Getting the Lead Out
In deep water, tilefishing with conventional equipment is not for the faint of heart, as both angler and gear need to be up to this fishing's rigorous demands. Commercial fishermen have reported catching tiles in the 80-pound class, but tilefish generally run about 5 to 25 pounds. (Dennis Muhlenforth of Hockessin, Delaware, caught a 63-pound, 8-ounce behemoth golden tile on conventional rod and reel last August, posting the new IGFA all-tackle world record.)
Just reeling up your rig for a bait check or to position for a new drift can get the heart pumping, let alone hooking into a huge fish, so it's important to have proper equipment. Use a reel with a high retrieve ratio, a large spool or both to gain more line with each crank. Shimano Torsa and Tiagra reels do an excellent job of this. For the angler on a budget, the Newell S454-5, Okuma Titus T-20 and Penn 320 GTi are all very capable reels when spooled with preferred line - braid in the 65-pound-test range. To optimize performance, spool up slightly beyond normal capacity. A reel filled to the max will retrieve the most line per turn.
Many line choices work well for tilefishing - as long as they're braid! While the debate over monofilament and braided line will continue for many other fishing applications, braid for tiles is essential. Even in depths of more than 1,000 feet, braided line has the sensitivity to detect bites.
Of equal importance is the narrow diameter of braided line. The wider monofilament line offers more surface area to the current. The deeper you drop, the more the currents affect the line, creating more slack and reducing your ability to feel a fish. Ultimately, with mono you need more weight to hold bottom and more line to get it there. Braided line keeps line scope to a minimum and allows you to fish with less weight - both virtues when it comes to tilefishing.
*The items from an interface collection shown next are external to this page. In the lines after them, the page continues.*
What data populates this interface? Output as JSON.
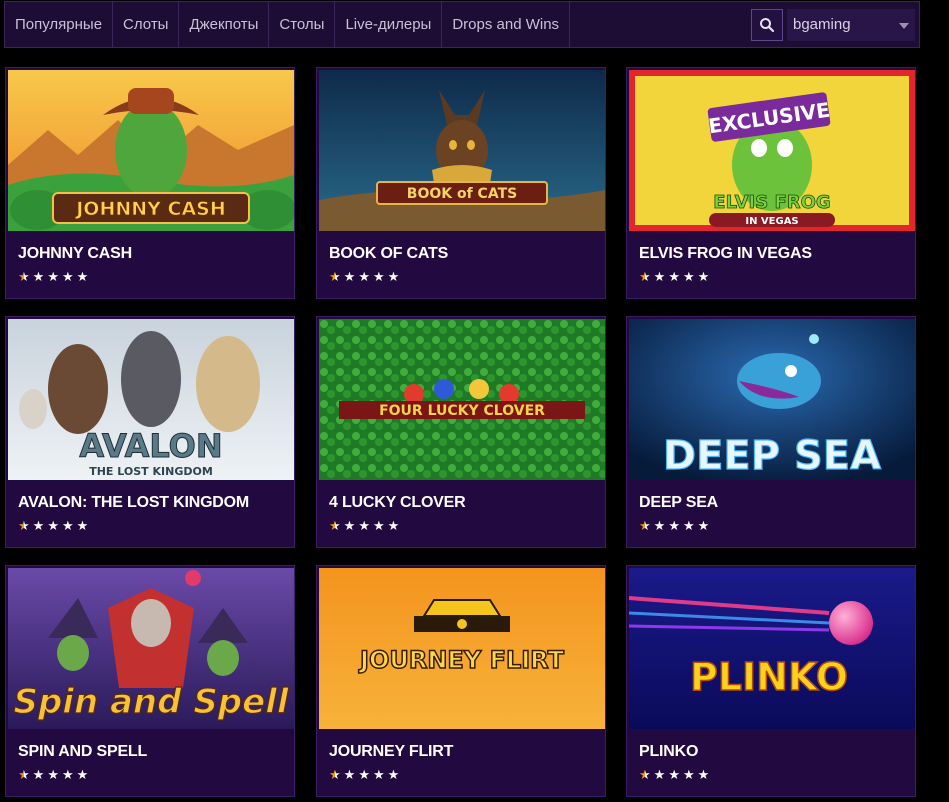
{
  "nav": {
    "tabs": [
      {
        "label": "Популярные"
      },
      {
        "label": "Слоты"
      },
      {
        "label": "Джекпоты"
      },
      {
        "label": "Столы"
      },
      {
        "label": "Live-дилеры"
      },
      {
        "label": "Drops and Wins"
      }
    ],
    "search_icon": "search-icon",
    "provider_select": {
      "value": "bgaming"
    }
  },
  "games": [
    {
      "title": "JOHNNY CASH",
      "logo": "JOHNNY CASH",
      "rating": 1,
      "max_rating": 5
    },
    {
      "title": "BOOK OF CATS",
      "logo": "BOOK of CATS",
      "rating": 1,
      "max_rating": 5
    },
    {
      "title": "ELVIS FROG IN VEGAS",
      "logo": "ELVIS FROG",
      "logo2": "IN VEGAS",
      "badge": "EXCLUSIVE",
      "rating": 1,
      "max_rating": 5
    },
    {
      "title": "AVALON: THE LOST KINGDOM",
      "logo": "AVALON",
      "logo2": "THE LOST KINGDOM",
      "rating": 1,
      "max_rating": 5
    },
    {
      "title": "4 LUCKY CLOVER",
      "logo": "FOUR LUCKY CLOVER",
      "rating": 1,
      "max_rating": 5
    },
    {
      "title": "DEEP SEA",
      "logo": "DEEP SEA",
      "rating": 1,
      "max_rating": 5
    },
    {
      "title": "SPIN AND SPELL",
      "logo": "Spin and Spell",
      "rating": 1,
      "max_rating": 5
    },
    {
      "title": "JOURNEY FLIRT",
      "logo": "JOURNEY FLIRT",
      "rating": 1,
      "max_rating": 5
    },
    {
      "title": "PLINKO",
      "logo": "PLINKO",
      "rating": 1,
      "max_rating": 5
    }
  ],
  "colors": {
    "background": "#000000",
    "card_bg": "#22093f",
    "nav_bg": "#1d0c34",
    "star_active": "#f29a1f",
    "star_inactive": "#ffffff"
  }
}
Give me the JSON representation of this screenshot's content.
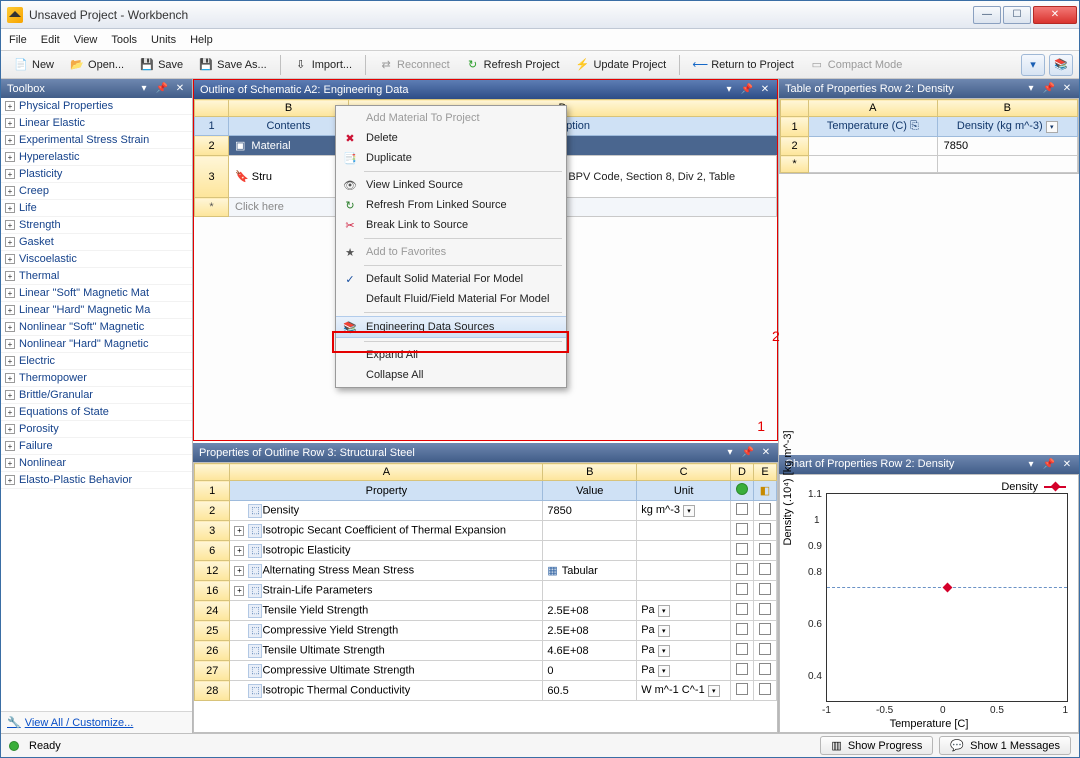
{
  "window": {
    "title": "Unsaved Project - Workbench"
  },
  "menu": [
    "File",
    "Edit",
    "View",
    "Tools",
    "Units",
    "Help"
  ],
  "toolbar": {
    "new": "New",
    "open": "Open...",
    "save": "Save",
    "saveas": "Save As...",
    "import": "Import...",
    "reconnect": "Reconnect",
    "refresh": "Refresh Project",
    "update": "Update Project",
    "return": "Return to Project",
    "compact": "Compact Mode"
  },
  "toolbox": {
    "title": "Toolbox",
    "categories": [
      "Physical Properties",
      "Linear Elastic",
      "Experimental Stress Strain",
      "Hyperelastic",
      "Plasticity",
      "Creep",
      "Life",
      "Strength",
      "Gasket",
      "Viscoelastic",
      "Thermal",
      "Linear \"Soft\" Magnetic Mat",
      "Linear \"Hard\" Magnetic Ma",
      "Nonlinear \"Soft\" Magnetic",
      "Nonlinear \"Hard\" Magnetic",
      "Electric",
      "Thermopower",
      "Brittle/Granular",
      "Equations of State",
      "Porosity",
      "Failure",
      "Nonlinear",
      "Elasto-Plastic Behavior"
    ],
    "footer": "View All / Customize..."
  },
  "outline": {
    "title": "Outline of Schematic A2: Engineering Data",
    "col_B": "B",
    "col_D": "D",
    "contents_label": "Contents",
    "desc_label": "Description",
    "material_row_label": "Material",
    "row3_label": "Stru",
    "desc_text": "Data at zero mean stress comes from SME BPV Code, Section 8, Div 2, Table",
    "click_here": "Click here",
    "annotation1": "1",
    "annotation2": "2"
  },
  "context_menu": {
    "items": [
      {
        "label": "Add Material To Project",
        "disabled": true,
        "icon": ""
      },
      {
        "label": "Delete",
        "icon": "✖",
        "color": "#c13"
      },
      {
        "label": "Duplicate",
        "icon": "📑"
      },
      {
        "sep": true
      },
      {
        "label": "View Linked Source",
        "icon": "👁"
      },
      {
        "label": "Refresh From Linked Source",
        "icon": "↻",
        "color": "#2a7e2a"
      },
      {
        "label": "Break Link to Source",
        "icon": "✂",
        "color": "#c13"
      },
      {
        "sep": true
      },
      {
        "label": "Add to Favorites",
        "disabled": true,
        "icon": "★"
      },
      {
        "sep": true
      },
      {
        "label": "Default Solid Material For Model",
        "icon": "✓",
        "color": "#184fa0"
      },
      {
        "label": "Default Fluid/Field Material For Model"
      },
      {
        "sep": true
      },
      {
        "label": "Engineering Data Sources",
        "highlight": true,
        "icon": "📚"
      },
      {
        "sep": true
      },
      {
        "label": "Expand All"
      },
      {
        "label": "Collapse All"
      }
    ]
  },
  "properties": {
    "title": "Properties of Outline Row 3: Structural Steel",
    "col_A": "A",
    "col_B": "B",
    "col_C": "C",
    "col_D": "D",
    "col_E": "E",
    "head_prop": "Property",
    "head_val": "Value",
    "head_unit": "Unit",
    "rows": [
      {
        "n": "2",
        "name": "Density",
        "value": "7850",
        "unit": "kg m^-3",
        "dd": true,
        "exp": false
      },
      {
        "n": "3",
        "name": "Isotropic Secant Coefficient of Thermal Expansion",
        "value": "",
        "unit": "",
        "exp": true
      },
      {
        "n": "6",
        "name": "Isotropic Elasticity",
        "value": "",
        "unit": "",
        "exp": true
      },
      {
        "n": "12",
        "name": "Alternating Stress Mean Stress",
        "value": "Tabular",
        "unit": "",
        "exp": true,
        "tabular": true
      },
      {
        "n": "16",
        "name": "Strain-Life Parameters",
        "value": "",
        "unit": "",
        "exp": true
      },
      {
        "n": "24",
        "name": "Tensile Yield Strength",
        "value": "2.5E+08",
        "unit": "Pa",
        "dd": true
      },
      {
        "n": "25",
        "name": "Compressive Yield Strength",
        "value": "2.5E+08",
        "unit": "Pa",
        "dd": true
      },
      {
        "n": "26",
        "name": "Tensile Ultimate Strength",
        "value": "4.6E+08",
        "unit": "Pa",
        "dd": true
      },
      {
        "n": "27",
        "name": "Compressive Ultimate Strength",
        "value": "0",
        "unit": "Pa",
        "dd": true
      },
      {
        "n": "28",
        "name": "Isotropic Thermal Conductivity",
        "value": "60.5",
        "unit": "W m^-1 C^-1",
        "dd": true
      }
    ]
  },
  "density_table": {
    "title": "Table of Properties Row 2: Density",
    "col_A": "A",
    "col_B": "B",
    "temp_label": "Temperature (C)",
    "dens_label": "Density (kg m^-3)",
    "value": "7850"
  },
  "chart": {
    "title": "Chart of Properties Row 2: Density",
    "legend": "Density",
    "ylabel": "Density  (.10⁴)  [kg m^-3]",
    "xlabel": "Temperature  [C]"
  },
  "chart_data": {
    "type": "scatter",
    "series": [
      {
        "name": "Density",
        "x": [
          0
        ],
        "y": [
          0.785
        ]
      }
    ],
    "xlim": [
      -1,
      1
    ],
    "ylim": [
      0.4,
      1.1
    ],
    "xticks": [
      -1,
      -0.5,
      0,
      0.5,
      1
    ],
    "yticks": [
      0.4,
      0.6,
      0.8,
      0.9,
      1,
      1.1
    ],
    "xlabel": "Temperature  [C]",
    "ylabel": "Density (.10^4) [kg m^-3]",
    "ref_line_y": 0.785
  },
  "status": {
    "ready": "Ready",
    "show_progress": "Show Progress",
    "show_msgs": "Show 1 Messages"
  }
}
As for rod choice, a typical cod stick with a lot of backbone does the trick. You want a 6- to 7½-foot rod rated for 50-pound-test. Most importantly, your equipment should be comfortable: You might have six to 10 hookups over the course of the day. That means you'd be pulling on fish for more than a mile. The handgrips both above and below your reel should be to your liking, and if you use a gimbal belt, fish with a rod made for that.